Here we are, dear reader, you and I.  Are you ready to talk about love?  Think you that this is a colossally stupid idea for a blog? Well, you may be right.  I’ll withhold my judgement for now, and maybe you will do the same?  I want to talk about this strange, captivating, fearful, mysterious thing the we call “love.”  At least for a little while, and I’ll tell you why.  I want to talk about it because it has taken me on a long, strange trip, and I need to make some sense of it, try and put into words what is at this moment subcutaneous current.  And I figured, why not process in front of the whole world, anonymously.  Yeah, a bit cowardly.  Oh well.

Feel free to leave your thoughts here, if you wish.  I’m open to discussing.  I do have a nagging suspicion that I may be the only one here, however.  Oh well, again.  I will do my best to put something of merit here every so often.  But I guess you’ll be the judge of that, eh?  So, the great experiment (or catharsis? therapy?) begins.  Let’s dig in…

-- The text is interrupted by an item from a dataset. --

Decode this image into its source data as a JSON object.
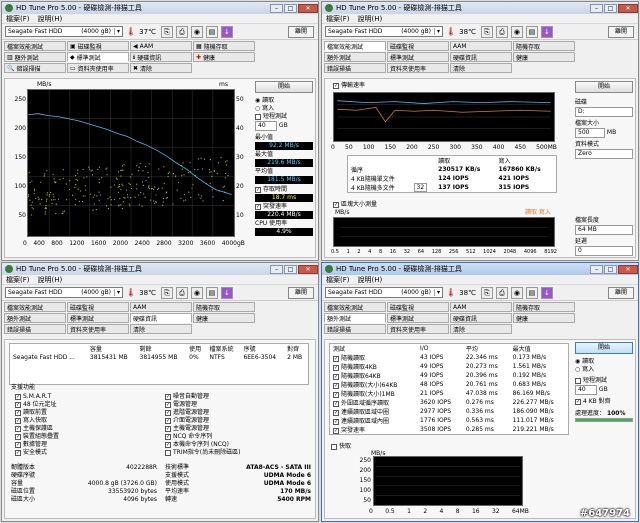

When you fall in love you kind of go crazy for a while, you’ll do almost anything for that person.  It’s all hormones and pheromones and I don’t know what other kind of ‘mones.  It’s a great feeling, but it’s mindless.  You basically turn off your reasoning and common sense (assuming you had any of that in the first place), and you act – no, you react – viscerally, sensually1.  But like I said, it’s a great feeling.  It’s a high better than any drug and a rush better than any thrill-ride.  To be clear, I’m all for it.  I think it’s great.  I do.

But (there’s always a “but,” isn’t there?), it can’t sustain. You ever been high?  Or drunk?  Probably  you have, if you’re like most, but have you ever been high or drunk for 12 hours straight? It’s possible. How about 24?  Well, maybe.  Have you ever been wasted for a week straight?  A month?  Have you ever been totally blotto for five years?  That’s a stupid question, right?  Because no one can be in an emotionally altered state for a sustained period of time.  It would kill you.  Have you ever had an orgasm that lasted so long you celebrated its anniversary?

So that brings us to the point here.  Why, when we fall “in love,” do we expect that feeling to last forever?  Who said it should be like that?  And why did we believe them?  Let me leave you to ponder that for now.  I have my thoughts on this matter, and, since it’s my blog, I’ll give them to you.

Next time.


1 Sensually:  1.) Relating to physical or sexual pleasure. 2.) Relating to the body or senses as opposed to the mind.